Week #5: A book that has influenced my life

This is a great question, and there’s several–I’ve talked about some of these before, so I’m sorry if I sound like a broken record.

I didn’t exactly have the best life growing up/in my teens. My mother died when I was 13 and I went into a system of foster care, rotating between my much older siblings and other people connected to my family. I hated my life and most of all, I hated living in the small, backwards town I lived in where there was basically nothing for a teenager to do but get into trouble–which I did, a lot. Even back then I was obsessed with horror novels and movies, probably because I was morbid due to my circumstances. Around the age of 15 (it’s been a long time and hard to remember my exact age) I found a copy of The Vampire Lestat at a flea market/basement sale type thing and of course it had the word VAMPIRE in the title, so I had to have it and read it.

It turned out that book changed my entire life–largely, because if you haven’t read it, through most of the first half, Lestat is a young (human) man who is desperate to escape his dreary provincial life and horrible family situation. He ends up doing this in the most fantastical way, by becoming a vampire (though it’s forced upon him) and taking on Paris, becoming an actor and ruling the night. For me, it sounded like all my daydreams come true. And even though it’s a largely tragic story about losing your humanity while trying to find yourself, it resonated with me so strongly at that impressionable, miserable age and gave me hope. I still have that falling apart, rag-tag copy I bought for 50 cents all those (many!) years ago. It’s held together with tape now and the pages are yellow, but I will never throw it away.

Anne Lamott’s Bird by Bird is also the book that changed how I look at writing, when I was a young and very green writer. Her dark and frank sense of humor is right up my alley, and the lessons she teaches in it made things very clear for me at the time. I still have that old book too!

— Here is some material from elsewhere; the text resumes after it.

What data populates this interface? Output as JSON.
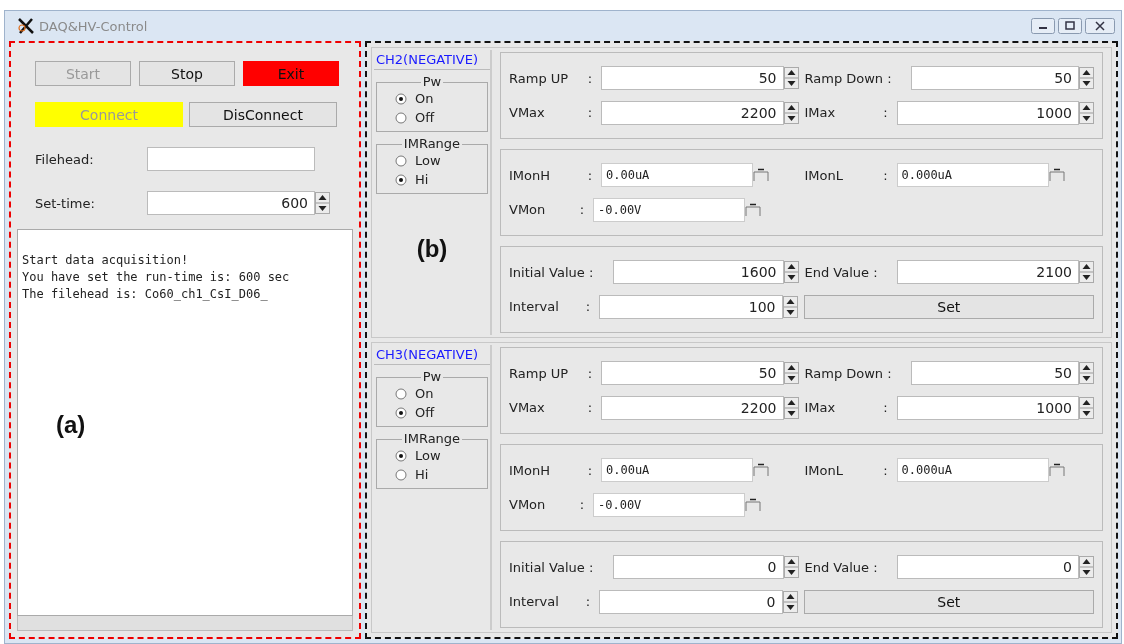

I also have an old copy of Sophy Burnham’s For Writer’s Only which is full of amazing and resonating quotes for authors. I have a lot of old books!

How about you? What book changed your life?